Monday, January 24, 2011
Friday, January 21, 2011
Monday, January 17, 2011
Sunday there was an amazing case of the New York Times not even reading their own newspaper and drawing the obvious conclusions about education. Kristof was writing his usual nonsense of how the Chinese education system is better than ours and why. (They score higher than the US does on tests and we should all worry, is now the mantra of New York Times apparently.)
But, in a different section there was an article about Amy Chua, the so-called “tiger mother” who wrote a book about how Chinese parents get their kids to do well at tests. As she is an American, a Yale graduate, and she mothers like her parents did, which means she forced her kids to do well in school. Americans are officially horrified by this book, while at the same time extolling the Chinese for doing so well on tests. Do we want nice parenting or parents who are into test prep? The Times is on both sides of this one.

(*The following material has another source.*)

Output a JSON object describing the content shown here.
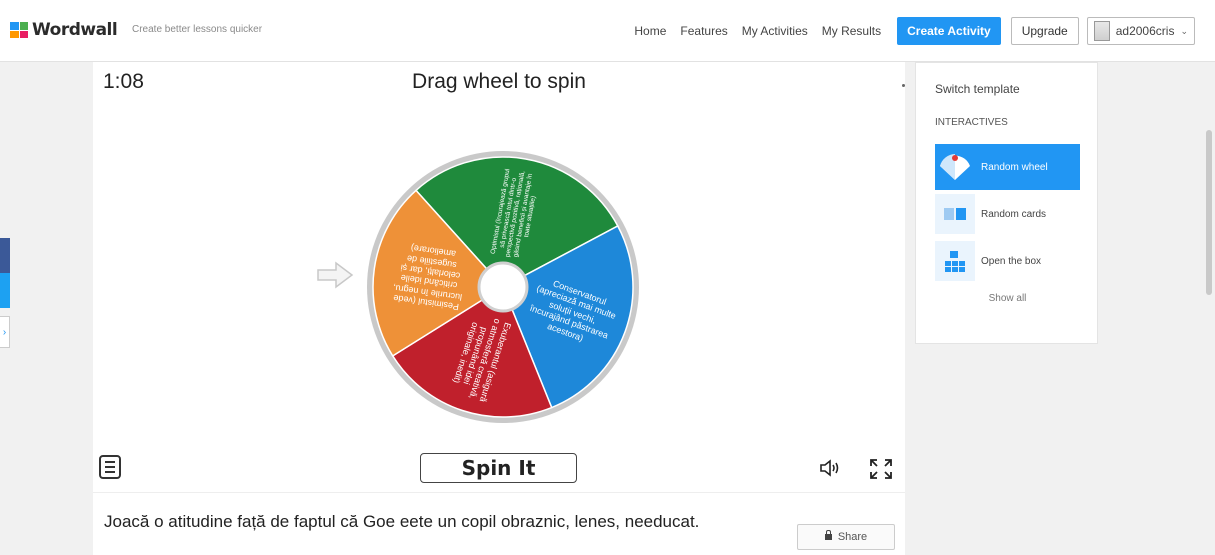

In yet another section of Sunday's Times there is an Op-Ed piece on how Mark Twain’s Huck Finn, which uses a very bad word (one which wasn’t so bad in 1880) should now be taught in college as opposed to teaching it in high school and deleting the bad word. The idea that it should be taught at all is never discussed. Why shouldn’t it be taught at all? Because of the bad word? No, because novels shouldn’t be taught. What is the reason for teaching novels? Are we trying to create a culture of literary critics? I love Mark Twain but hated him in high school. I hated any book I was forced to read. Why do we force kids to read books that don’t interest them?
Maybe it is because they will be on the tests? How about if only Chinese students were to read them since they like tests so much?